The greatest mystery of the book soon becomes why a man who hates Africa so much has gone back there to write another book. Two of his novels, In a Free State and A Bend in the River, are set in Uganda and Congo, respectively, and he has gone on these complaining journeys before. It’s well established that Mr. Naipaul traveling in Africa means Mr. Naipaul seeing nothing and judging everything. As Paul Theroux wrote in Sir Vidia’s Shadow, his book-length character assassination of Mr. Naipaul, “Africa frightened him so badly he cursed it, wishing it ill until the curse became a dismissive mantra that ignorant readers could applaud: ‘Africa has no future.'”
Take this description from his 1980 book A Congo Diary:

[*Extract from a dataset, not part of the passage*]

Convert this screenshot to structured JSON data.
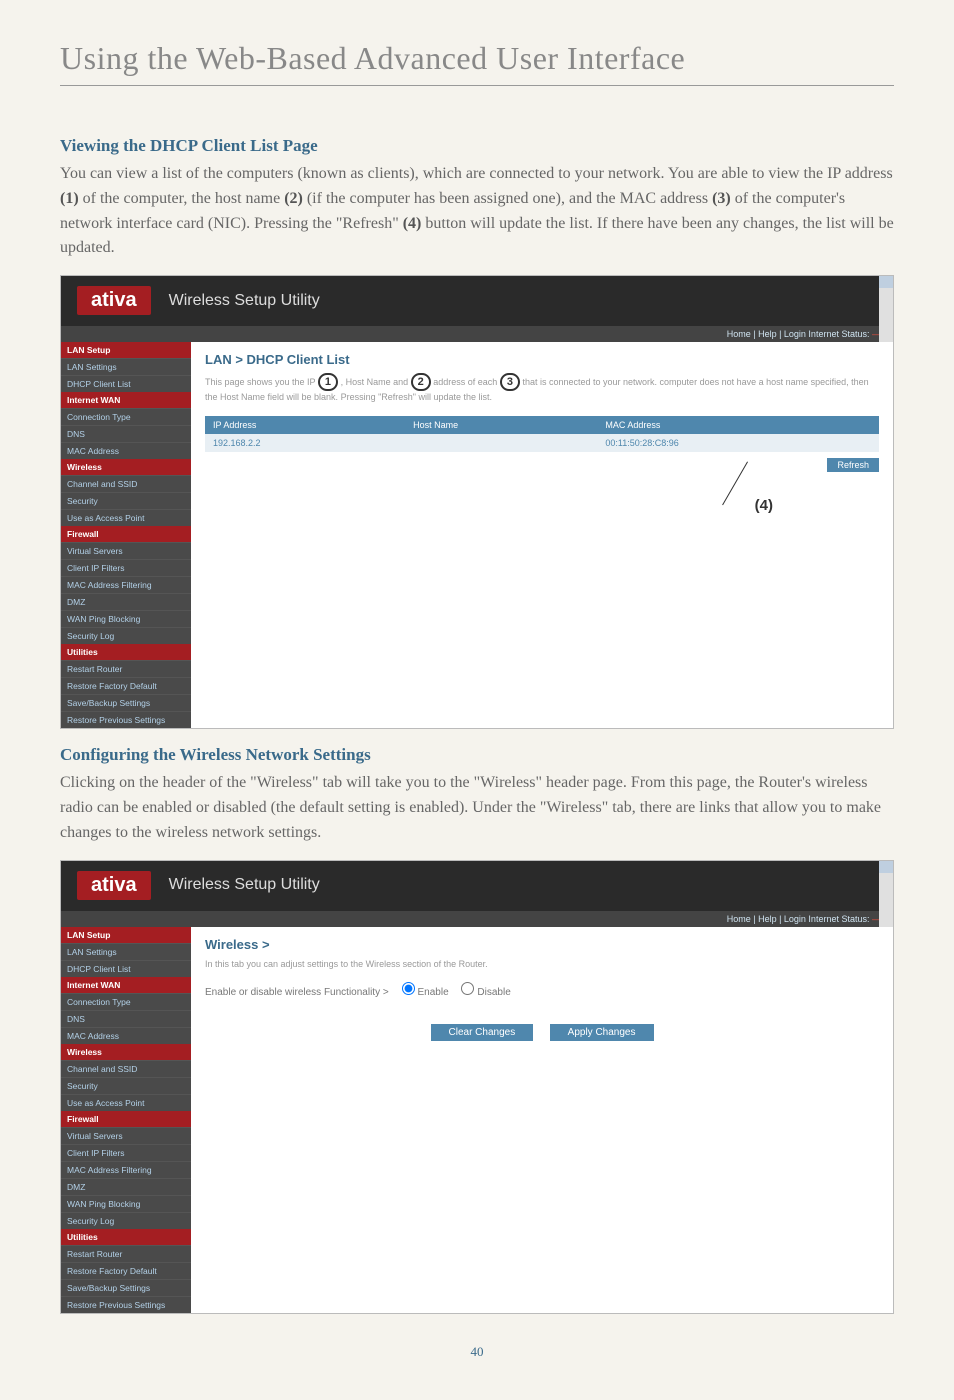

“How quick they are in places managed by others; how quickly they degenerate in places run by themselves. This evening, for instance, my adventure with the café au lait and the Coca. No Coca; no milk, only a dribble in a dirty metal jug–but the boy had brought the coffee.”
This is classic Naipaul: lament that some toxic colonial institution has gone to shit since independence, rely on individual and irrelevant experiences to make sweeping generalizations about a continent’s entire population and also confuse his reader. So did he want café au lait and coca, the reader asks herself, or just coca? Didn’t he get a café au lait, even if it wasn’t to his standards? Is this really what counts as an “adventure” for an internationally acclaimed author? Surely the “boy” was a man? And yeah, the service did use to be quicker when the manager had a chicotte.
Apparently readers in Europe and North America find this blindness somehow satisfying, perhaps because in its blank dismissals it relieves them from the effort of actually having to learn anything about a place. It’s insensitive, boring, unenlightening and badly written–and yet it is still treated with reverence. A Congo Diary was one of those special limited-run projects authors use to enhance their cult of personality. The copy that I read, in the capacious library of a prominent international university, was number 110 of 330 special editions, with carefully stamped, cream-colored paper and a red and black leather cover, its flyleaf signed by Mr. Grumpy himself.
For Mr. Naipaul has won the Nobel Prize, and has written some beautiful novels, so this indulgence is tolerated. If Mr. Naipaul’s dependable audience of colonial nostalgists picks up The Masque of Africa, they will be satisfied to learn that, according to Mr. Naipaul’s unverified rumors, Africans commit human sacrifice, eat kittens like popcorn and still haven’t figured out a system of dependable trash collection (never mind which nations generate the most trash–out of sight, out of mind). One can only wish Mr. Naipaul a safe return back home, where, as Mr. Walcott wrote in his essay on the author, “The sense of England is not so much of setting out to see the world as of turning one’s back on it, of privacy, not adventure.”